Quality learning environments
provide professional learning for leaders and educators to explore their own intercultural understandings and develop their capacities to interact and engage with culturally diverse learners, families and communities
promote resources to assist educators in addressing racist behaviour and promoting tolerance and understanding
identify and publish case studies of learning and development settings that have incorporated civics, citizenship and multicultural perspectives along with case studies of leading practice in student voice, civics, citizenship and multicultural education
support the development of programs and resources to promote multi-faith understanding
support the development of programs and resources to foster intercultural understanding
expand the Languages and Multicultural Education Resource Centre collection to include resources for bilingual and multicultural programs in early childhood settings, including playgroups supported by the Department.
Diversity of educational approaches
continue to support sister school partnerships and other initiatives that foster global citizenship
develop initiatives to support student volunteering in local, national and international contexts and programs that encourage civic participation through student action teams
support schools to develop strategic whole school approaches to civics, citizenship and multicultural education
collect baseline data to provide an overview of the civics, citizenship and intercultural capabilities of Victorian school students.
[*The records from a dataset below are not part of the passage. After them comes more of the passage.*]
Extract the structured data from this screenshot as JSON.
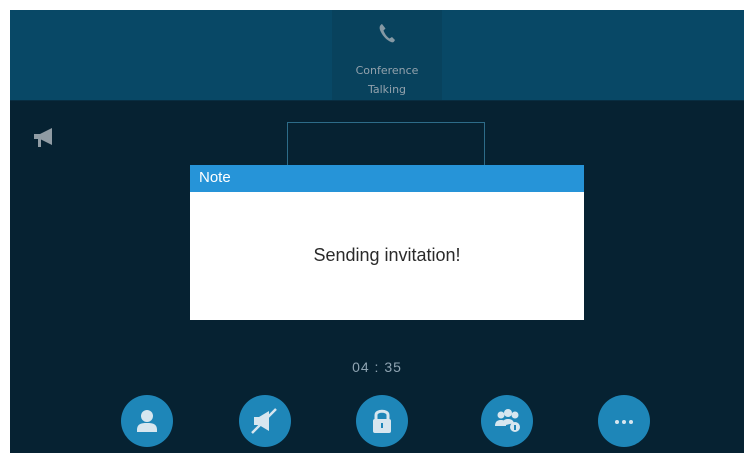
{
  "call_tab": {
    "icon": "phone-icon",
    "title": "Conference",
    "status": "Talking"
  },
  "status_icons": {
    "speaker": "speakerphone-icon"
  },
  "dialog": {
    "title": "Note",
    "message": "Sending invitation!"
  },
  "call": {
    "duration": "04 : 35"
  },
  "softkeys": [
    {
      "icon": "contact-icon"
    },
    {
      "icon": "mute-icon"
    },
    {
      "icon": "lock-icon"
    },
    {
      "icon": "conference-manage-icon"
    },
    {
      "icon": "more-icon"
    }
  ],
  "colors": {
    "background": "#082a3e",
    "top_bar": "#0b5f86",
    "dialog_header": "#2694d8",
    "softkey": "#1e86b8"
  }
}
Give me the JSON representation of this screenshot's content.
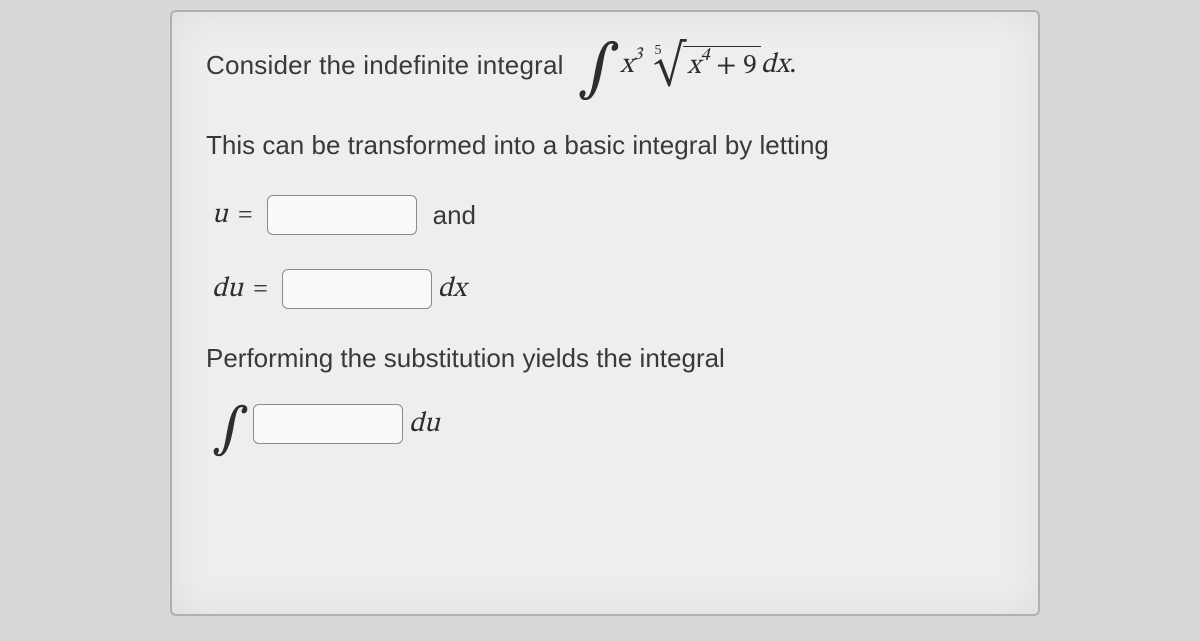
{
  "problem": {
    "intro_text": "Consider the indefinite integral",
    "integral": {
      "symbol": "∫",
      "integrand_x_coeff": "x",
      "integrand_x_power": "3",
      "root_index": "5",
      "root_symbol": "√",
      "radicand_x": "x",
      "radicand_x_power": "4",
      "plus": " + 9",
      "dx": " dx",
      "period": "."
    },
    "transform_text": "This can be transformed into a basic integral by letting",
    "u_label": "u",
    "equals": "=",
    "and_text": "and",
    "du_label": "du",
    "dx_unit": "dx",
    "perform_text": "Performing the substitution yields the integral",
    "result_integral_symbol": "∫",
    "du_unit": "du"
  }
}
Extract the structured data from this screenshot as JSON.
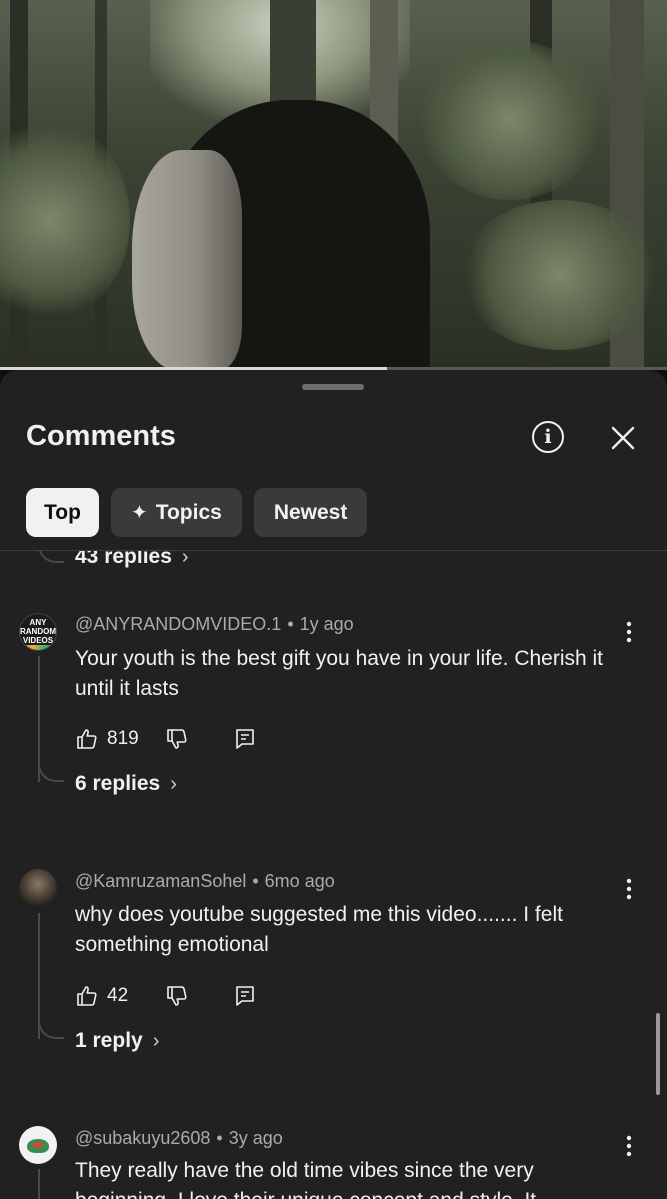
{
  "video": {
    "progress": 0.58
  },
  "sheet": {
    "title": "Comments",
    "icons": {
      "info": "info-circle-icon",
      "close": "close-icon"
    },
    "chips": [
      {
        "label": "Top",
        "active": true
      },
      {
        "label": "Topics",
        "icon": "sparkle-icon",
        "icon_glyph": "✦"
      },
      {
        "label": "Newest"
      }
    ]
  },
  "previous_thread": {
    "replies_label": "43 replies"
  },
  "comments": [
    {
      "author": "@ANYRANDOMVIDEO.1",
      "age": "1y ago",
      "text": "Your youth is the best gift you have in your life. Cherish it until it lasts",
      "likes": "819",
      "replies_label": "6 replies",
      "avatar_text": [
        "ANY",
        "RANDOM",
        "VIDEOS"
      ]
    },
    {
      "author": "@KamruzamanSohel",
      "age": "6mo ago",
      "text": "why does youtube suggested me this video....... I felt something emotional",
      "likes": "42",
      "replies_label": "1 reply"
    },
    {
      "author": "@subakuyu2608",
      "age": "3y ago",
      "text": "They really have the old time vibes since the very beginning. I love their unique concept and style. It"
    }
  ],
  "dot": "•",
  "chevron": "›"
}
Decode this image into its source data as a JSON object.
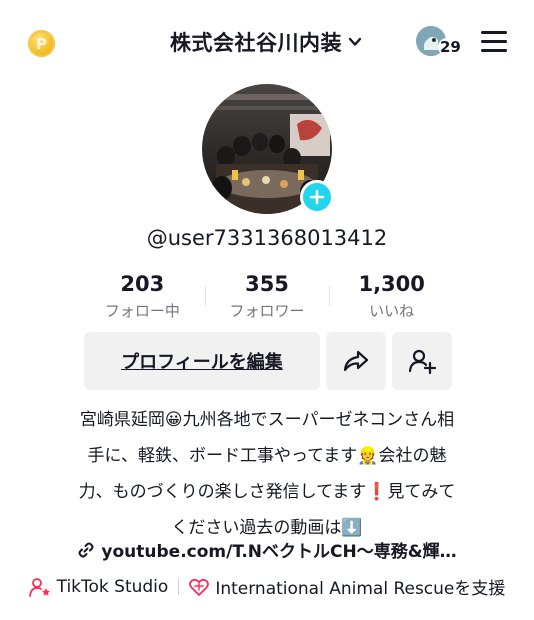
{
  "header": {
    "coin_icon": "coin-icon",
    "coin_glyph": "P",
    "account_name": "株式会社谷川内装",
    "notification_count": "29"
  },
  "profile": {
    "username": "@user7331368013412"
  },
  "stats": [
    {
      "value": "203",
      "label": "フォロー中"
    },
    {
      "value": "355",
      "label": "フォロワー"
    },
    {
      "value": "1,300",
      "label": "いいね"
    }
  ],
  "actions": {
    "edit_label": "プロフィールを編集",
    "share_icon": "share-icon",
    "add_friend_icon": "add-friend-icon"
  },
  "bio": {
    "lines": [
      "宮崎県延岡😀九州各地でスーパーゼネコンさん相",
      "手に、軽鉄、ボード工事やってます👷会社の魅",
      "力、ものづくりの楽しさ発信してます❗見てみて",
      "ください過去の動画は⬇️"
    ],
    "link": "youtube.com/T.NベクトルCH～専務&輝…"
  },
  "bottom": {
    "studio_label": "TikTok Studio",
    "charity_label": "International Animal Rescueを支援"
  },
  "colors": {
    "accent_cyan": "#20d5ec",
    "charity_pink": "#fe2c55",
    "text": "#161823",
    "muted": "#757580",
    "button_bg": "#f1f1f2"
  }
}
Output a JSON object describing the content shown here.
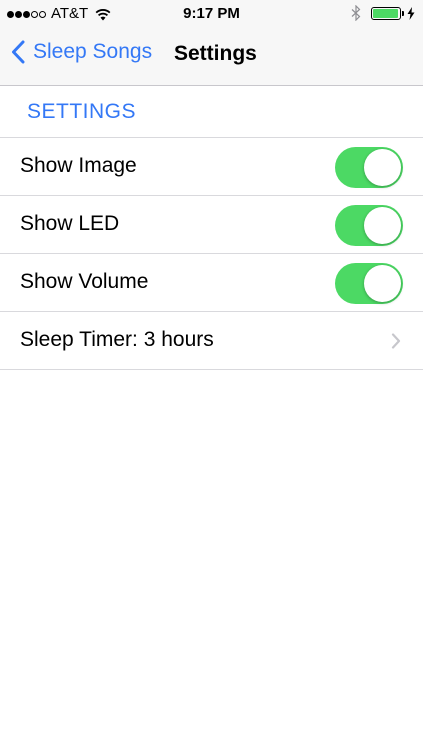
{
  "status_bar": {
    "signal_bars_filled": 3,
    "signal_bars_total": 5,
    "carrier": "AT&T",
    "time": "9:17 PM",
    "battery_level": 0.95,
    "icons": [
      "wifi-icon",
      "bluetooth-icon",
      "battery-icon",
      "charging-bolt-icon"
    ]
  },
  "nav": {
    "back_label": "Sleep Songs",
    "title": "Settings"
  },
  "section": {
    "header": "SETTINGS"
  },
  "settings": {
    "items": [
      {
        "label": "Show Image",
        "type": "toggle",
        "on": true
      },
      {
        "label": "Show LED",
        "type": "toggle",
        "on": true
      },
      {
        "label": "Show Volume",
        "type": "toggle",
        "on": true
      },
      {
        "label": "Sleep Timer: 3 hours",
        "type": "disclosure"
      }
    ]
  },
  "colors": {
    "accent": "#3478f6",
    "toggle_on": "#4cd964",
    "battery": "#4cd964",
    "disclosure": "#c7c7cc",
    "separator": "#d9d9dd",
    "nav_background": "#f7f7f7"
  }
}
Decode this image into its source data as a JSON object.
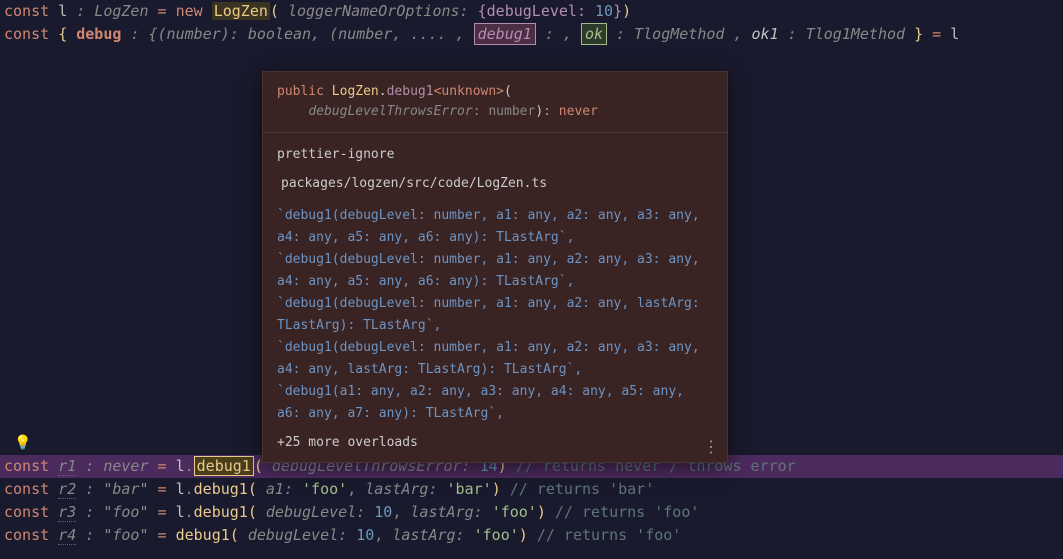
{
  "line1": {
    "const": "const",
    "var": "l",
    "type": "LogZen",
    "eq": "=",
    "new": "new",
    "ctor": "LogZen",
    "paramHint": "loggerNameOrOptions:",
    "optKey": "debugLevel:",
    "optVal": "10"
  },
  "line2": {
    "const": "const",
    "lbrace": "{",
    "debug": "debug",
    "debugType": ": {(number): boolean, (number, .... ,",
    "debug1": "debug1",
    "mid": ": ,",
    "ok": "ok",
    "okType": ": TlogMethod ,",
    "ok1": "ok1",
    "ok1Type": ": Tlog1Method",
    "rbrace": "}",
    "eq": "=",
    "rhs": "l"
  },
  "tooltip": {
    "sig": {
      "public": "public",
      "cls": "LogZen",
      "dot": ".",
      "method": "debug1",
      "gen": "<unknown>",
      "lp": "(",
      "param": "debugLevelThrowsError",
      "ptype": ": number",
      "rp": ")",
      "ret": ": never"
    },
    "title": "prettier-ignore",
    "path": "packages/logzen/src/code/LogZen.ts",
    "overloads": [
      "`debug1(debugLevel: number, a1: any, a2: any, a3: any, a4: any, a5: any, a6: any): TLastArg`,",
      "`debug1(debugLevel: number, a1: any, a2: any, a3: any, a4: any, a5: any, a6: any): TLastArg`,",
      "`debug1(debugLevel: number, a1: any, a2: any, lastArg: TLastArg): TLastArg`,",
      "`debug1(debugLevel: number, a1: any, a2: any, a3: any, a4: any, lastArg: TLastArg): TLastArg`,",
      "`debug1(a1: any, a2: any, a3: any, a4: any, a5: any, a6: any, a7: any): TLastArg`,"
    ],
    "more": "+25 more overloads"
  },
  "bulb": "💡",
  "dots": "⋮",
  "line_r1": {
    "const": "const",
    "var": "r1",
    "type": ": never",
    "eq": "=",
    "obj": "l",
    "dot": ".",
    "method": "debug1",
    "paramHint": "debugLevelThrowsError:",
    "val": "14",
    "comment": "// returns never / throws error"
  },
  "line_r2": {
    "const": "const",
    "var": "r2",
    "type": ": \"bar\"",
    "eq": "=",
    "obj": "l",
    "dot": ".",
    "method": "debug1",
    "p1hint": "a1:",
    "p1val": "'foo'",
    "comma": ",",
    "p2hint": "lastArg:",
    "p2val": "'bar'",
    "comment": "// returns 'bar'"
  },
  "line_r3": {
    "const": "const",
    "var": "r3",
    "type": ": \"foo\"",
    "eq": "=",
    "obj": "l",
    "dot": ".",
    "method": "debug1",
    "p1hint": "debugLevel:",
    "p1val": "10",
    "comma": ",",
    "p2hint": "lastArg:",
    "p2val": "'foo'",
    "comment": "// returns 'foo'"
  },
  "line_r4": {
    "const": "const",
    "var": "r4",
    "type": ": \"foo\"",
    "eq": "=",
    "method": "debug1",
    "p1hint": "debugLevel:",
    "p1val": "10",
    "comma": ",",
    "p2hint": "lastArg:",
    "p2val": "'foo'",
    "comment": "// returns 'foo'"
  }
}
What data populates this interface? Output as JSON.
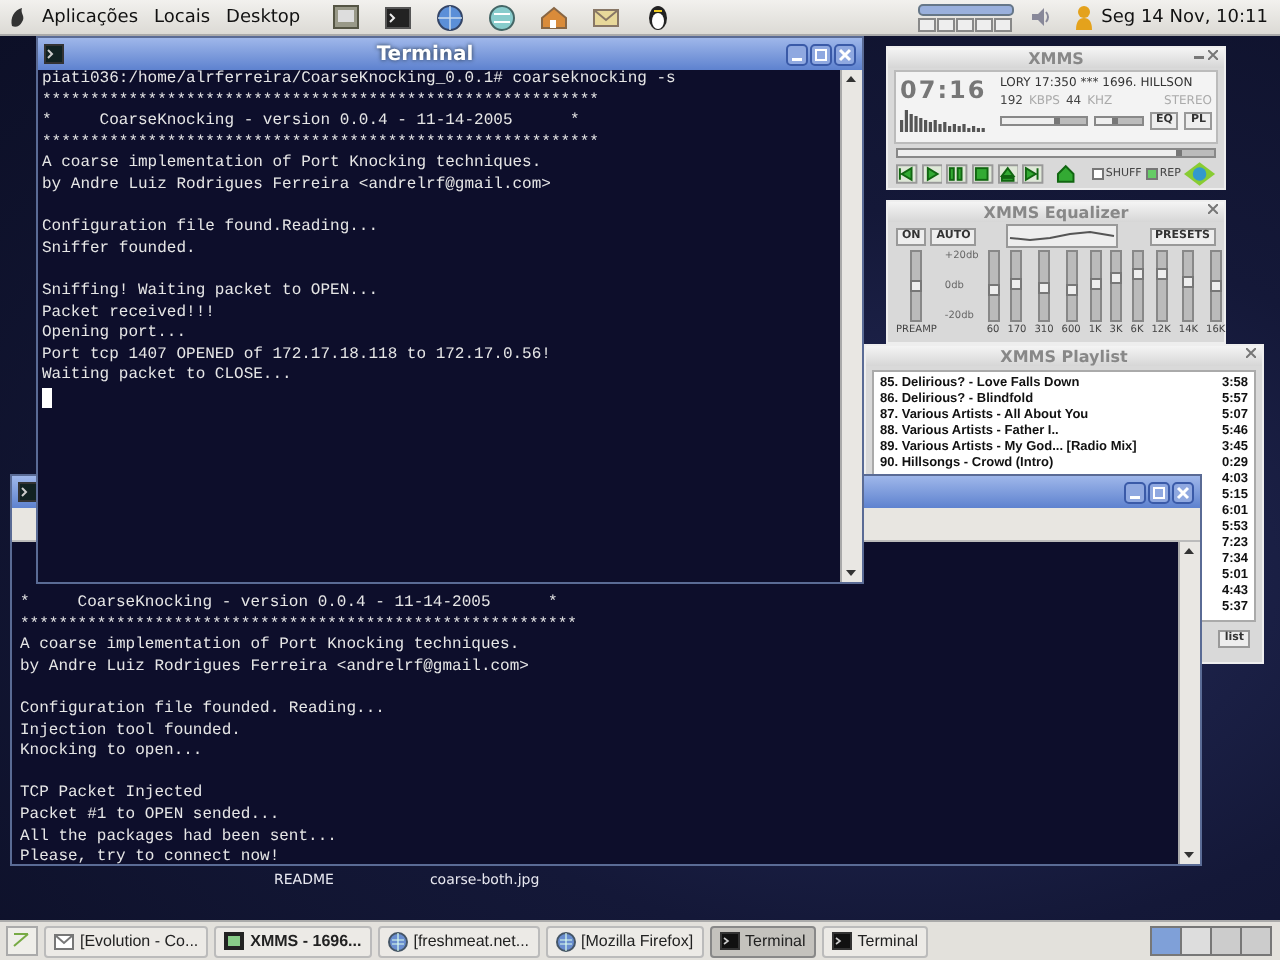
{
  "top_panel": {
    "menus": [
      "Aplicações",
      "Locais",
      "Desktop"
    ],
    "clock": "Seg 14 Nov, 10:11"
  },
  "terminal_front": {
    "title": "Terminal",
    "blocks": [
      [
        "piati036:/home/alrferreira/CoarseKnocking_0.0.1# coarseknocking -s",
        "**********************************************************",
        "*     CoarseKnocking - version 0.0.4 - 11-14-2005      *",
        "**********************************************************",
        "A coarse implementation of Port Knocking techniques.",
        "by Andre Luiz Rodrigues Ferreira <andrelrf@gmail.com>"
      ],
      [
        "Configuration file found.Reading...",
        "Sniffer founded."
      ],
      [
        "Sniffing! Waiting packet to OPEN...",
        "Packet received!!!",
        "Opening port...",
        "Port tcp 1407 OPENED of 172.17.18.118 to 172.17.0.56!",
        "Waiting packet to CLOSE..."
      ]
    ]
  },
  "terminal_back": {
    "blocks": [
      [
        "*     CoarseKnocking - version 0.0.4 - 11-14-2005      *",
        "**********************************************************",
        "A coarse implementation of Port Knocking techniques.",
        "by Andre Luiz Rodrigues Ferreira <andrelrf@gmail.com>"
      ],
      [
        "Configuration file founded. Reading...",
        "Injection tool founded.",
        "Knocking to open..."
      ],
      [
        "TCP Packet Injected",
        "Packet #1 to OPEN sended...",
        "All the packages had been sent...",
        "Please, try to connect now!"
      ]
    ]
  },
  "xmms": {
    "title": "XMMS",
    "time": "07:16",
    "song": "LORY 17:350  ***  1696. HILLSON",
    "bitrate": "192",
    "bitrate_unit": "KBPS",
    "samplerate": "44",
    "samplerate_unit": "KHZ",
    "mode": "STEREO",
    "volume": {
      "level": 0.7
    },
    "balance": {
      "level": 0.5
    },
    "eq_button": "EQ",
    "pl_button": "PL",
    "position": {
      "level": 0.9
    },
    "shuffle": {
      "label": "SHUFF",
      "checked": false
    },
    "repeat": {
      "label": "REP",
      "checked": true
    }
  },
  "equalizer": {
    "title": "XMMS Equalizer",
    "on_button": "ON",
    "auto_button": "AUTO",
    "preset_button": "PRESETS",
    "db_labels": [
      "+20db",
      "0db",
      "-20db"
    ],
    "preamp": {
      "label": "PREAMP",
      "level": 0.5
    },
    "bands": [
      {
        "label": "60",
        "level": 0.42
      },
      {
        "label": "170",
        "level": 0.52
      },
      {
        "label": "310",
        "level": 0.46
      },
      {
        "label": "600",
        "level": 0.43
      },
      {
        "label": "1K",
        "level": 0.52
      },
      {
        "label": "3K",
        "level": 0.65
      },
      {
        "label": "6K",
        "level": 0.7
      },
      {
        "label": "12K",
        "level": 0.71
      },
      {
        "label": "14K",
        "level": 0.58
      },
      {
        "label": "16K",
        "level": 0.5
      }
    ]
  },
  "playlist": {
    "title": "XMMS Playlist",
    "rows": [
      {
        "title": "85. Delirious? - Love Falls Down",
        "time": "3:58"
      },
      {
        "title": "86. Delirious? - Blindfold",
        "time": "5:57"
      },
      {
        "title": "87. Various Artists - All About You",
        "time": "5:07"
      },
      {
        "title": "88. Various Artists - Father I..",
        "time": "5:46"
      },
      {
        "title": "89. Various Artists - My God... [Radio Mix]",
        "time": "3:45"
      },
      {
        "title": "90. Hillsongs - Crowd (Intro)",
        "time": "0:29"
      },
      {
        "time": "4:03"
      },
      {
        "time": "5:15"
      },
      {
        "time": "6:01"
      },
      {
        "time": "5:53"
      },
      {
        "time": "7:23"
      },
      {
        "time": "7:34"
      },
      {
        "time": "5:01"
      },
      {
        "time": "4:43"
      },
      {
        "time": "5:37"
      }
    ],
    "list_button": "list"
  },
  "desktop_icons": [
    {
      "label": "README"
    },
    {
      "label": "coarse-both.jpg"
    }
  ],
  "taskbar": {
    "items": [
      {
        "label": "[Evolution - Co...",
        "kind": "mail",
        "selected": false,
        "urgent": false
      },
      {
        "label": "XMMS - 1696...",
        "kind": "player",
        "selected": false,
        "urgent": true
      },
      {
        "label": "[freshmeat.net...",
        "kind": "browser",
        "selected": false,
        "urgent": false
      },
      {
        "label": "[Mozilla Firefox]",
        "kind": "browser",
        "selected": false,
        "urgent": false
      },
      {
        "label": "Terminal",
        "kind": "terminal",
        "selected": true,
        "urgent": false
      },
      {
        "label": "Terminal",
        "kind": "terminal",
        "selected": false,
        "urgent": false
      }
    ]
  }
}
This data will include the National Assessment Program – Civics and Citizenship, which provides national sample data for Year 6 and Year 10 students and was held for the fourth time in 2013
analyse baseline data and further data collected over time to determine how learners’ civics, citizenship and intercultural understanding progresses.
Collaboration with the broader community
support partnerships between learning and development settings, local governments and community organisations which provide authentic opportunities for students to participate in civics and citizenship activities and contribute to decision making at a community level
in partnership with the Australian Football League develop a program to encourage students to reflect on, and address, racism in sport, schools and our communities.
Unity through Diversity